According to Deadline, Carole and Howard Baskin filed a contract lawsuit in Tampa, Florida on November first. The suit claimed that Netflix and Tiger King producers Royal Goode Productions used “unauthorized” footage of her in the upcoming docuseries. The Baskins only agreed to be part of the original Tiger King, according to the suit.

Carole Baskin didn’t just want money from Netflix and Royal Goode, though. She wanted a temporary restraining order that would stop Tiger King 2 from dropping later this month. A few hours later, a federal judge shot down that restraining order.

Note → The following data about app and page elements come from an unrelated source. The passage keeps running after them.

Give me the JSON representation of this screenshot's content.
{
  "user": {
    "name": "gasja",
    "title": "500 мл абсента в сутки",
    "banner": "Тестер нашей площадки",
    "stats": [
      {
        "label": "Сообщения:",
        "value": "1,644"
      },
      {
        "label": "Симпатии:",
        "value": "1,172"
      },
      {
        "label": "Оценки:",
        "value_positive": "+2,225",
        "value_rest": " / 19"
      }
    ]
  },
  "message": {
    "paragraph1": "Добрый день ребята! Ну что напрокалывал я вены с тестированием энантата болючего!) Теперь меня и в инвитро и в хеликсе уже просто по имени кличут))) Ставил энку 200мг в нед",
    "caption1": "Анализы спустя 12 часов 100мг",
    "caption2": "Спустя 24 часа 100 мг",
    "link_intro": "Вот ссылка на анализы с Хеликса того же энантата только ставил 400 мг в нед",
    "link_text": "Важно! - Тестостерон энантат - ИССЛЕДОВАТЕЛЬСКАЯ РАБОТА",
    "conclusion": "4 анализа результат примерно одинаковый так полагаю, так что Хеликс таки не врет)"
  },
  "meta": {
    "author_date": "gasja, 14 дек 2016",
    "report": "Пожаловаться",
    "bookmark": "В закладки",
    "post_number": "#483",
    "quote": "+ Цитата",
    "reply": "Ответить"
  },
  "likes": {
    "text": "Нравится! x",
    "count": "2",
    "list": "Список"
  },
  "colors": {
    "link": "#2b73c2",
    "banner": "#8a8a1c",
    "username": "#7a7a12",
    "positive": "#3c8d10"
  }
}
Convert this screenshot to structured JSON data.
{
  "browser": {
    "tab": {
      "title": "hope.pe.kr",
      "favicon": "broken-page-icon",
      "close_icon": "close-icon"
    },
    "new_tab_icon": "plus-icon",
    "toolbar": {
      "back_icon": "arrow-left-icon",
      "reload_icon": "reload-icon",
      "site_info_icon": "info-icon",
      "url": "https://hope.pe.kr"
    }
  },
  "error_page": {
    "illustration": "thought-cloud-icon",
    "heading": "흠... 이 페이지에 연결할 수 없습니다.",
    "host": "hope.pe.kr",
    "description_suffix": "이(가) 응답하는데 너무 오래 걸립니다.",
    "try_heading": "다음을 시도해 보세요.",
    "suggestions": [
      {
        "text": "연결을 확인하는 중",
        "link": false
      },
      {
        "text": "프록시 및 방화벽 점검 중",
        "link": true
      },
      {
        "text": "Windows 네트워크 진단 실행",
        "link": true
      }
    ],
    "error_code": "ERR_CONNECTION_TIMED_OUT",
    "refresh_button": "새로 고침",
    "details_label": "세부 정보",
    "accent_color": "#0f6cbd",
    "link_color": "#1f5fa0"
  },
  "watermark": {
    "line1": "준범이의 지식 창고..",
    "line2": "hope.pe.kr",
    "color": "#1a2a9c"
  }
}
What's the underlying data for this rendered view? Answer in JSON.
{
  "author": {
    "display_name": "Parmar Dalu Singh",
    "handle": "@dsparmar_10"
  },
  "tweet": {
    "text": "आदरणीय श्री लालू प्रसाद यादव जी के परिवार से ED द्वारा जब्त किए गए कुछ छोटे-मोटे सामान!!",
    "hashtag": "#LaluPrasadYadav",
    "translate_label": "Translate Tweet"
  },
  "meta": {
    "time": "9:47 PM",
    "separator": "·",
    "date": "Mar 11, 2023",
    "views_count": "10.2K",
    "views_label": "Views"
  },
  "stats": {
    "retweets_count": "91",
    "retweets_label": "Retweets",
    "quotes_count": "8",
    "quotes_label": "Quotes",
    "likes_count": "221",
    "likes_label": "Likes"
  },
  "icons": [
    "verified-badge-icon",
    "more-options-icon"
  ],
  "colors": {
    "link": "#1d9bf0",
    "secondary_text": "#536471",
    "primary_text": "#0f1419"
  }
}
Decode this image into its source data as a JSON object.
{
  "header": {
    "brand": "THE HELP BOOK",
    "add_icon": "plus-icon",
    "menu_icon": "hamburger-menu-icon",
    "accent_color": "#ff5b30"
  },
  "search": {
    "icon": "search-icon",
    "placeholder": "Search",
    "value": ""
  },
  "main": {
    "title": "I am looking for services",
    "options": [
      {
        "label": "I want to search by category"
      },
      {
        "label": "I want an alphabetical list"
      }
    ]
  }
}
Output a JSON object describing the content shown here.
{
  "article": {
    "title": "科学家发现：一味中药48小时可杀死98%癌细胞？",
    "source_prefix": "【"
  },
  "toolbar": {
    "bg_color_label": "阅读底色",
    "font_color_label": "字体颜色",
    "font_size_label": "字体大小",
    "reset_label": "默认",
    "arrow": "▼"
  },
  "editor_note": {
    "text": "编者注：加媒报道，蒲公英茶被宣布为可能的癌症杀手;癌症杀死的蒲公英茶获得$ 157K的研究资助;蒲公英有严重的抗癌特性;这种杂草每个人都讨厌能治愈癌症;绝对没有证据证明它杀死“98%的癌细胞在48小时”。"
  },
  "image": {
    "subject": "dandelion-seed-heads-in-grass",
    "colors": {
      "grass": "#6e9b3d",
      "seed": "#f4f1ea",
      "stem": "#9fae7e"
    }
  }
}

Judge Virginia M. Hernandez spoke about the court’s decision. “While the Court understands the Baskins’ frustration, it does not appear that inclusion of Defendants’ footage of the Baskins will cause any immediate harm that cannot be compensated with monetary damages,” she said of Carole Baskin’s lawsuit.

Judge Hernandez went on to say, that the court couldn’t grant them such an “extraordinary remedy” before Netflix and Royal Goode had time to respond.

More About Carole Baskin’s Lawsuit

Netflix has no right to use any footage of her leftover from the making of Tiger King. At least, that’s how Carole and Howard Baskin see it.

Carole Baskin’s suit states that she wants the second season of the show stopped. Additionally, she wants Netflix and Royal Goode to cover her court costs and pay out for damages. The suit reads, in part, “Defendants’ unauthorized use of the film footage of the Baskins and Big Cat Rescue secured by Royal Goode Productions under the Appearance Releases will cause the Baskins irreparable injury for which the Baskins have no adequate remedy at law.”

Howard Baskin told Deadline how he felt about Tiger King as well as his and Carole’s suit. “While we cannot stop Netflix and Royal Goode Productions from producing low-brow, salacious and sensational programming, we do believe that we have the right to control footage filmed of us under false pretenses.”

Outsider.com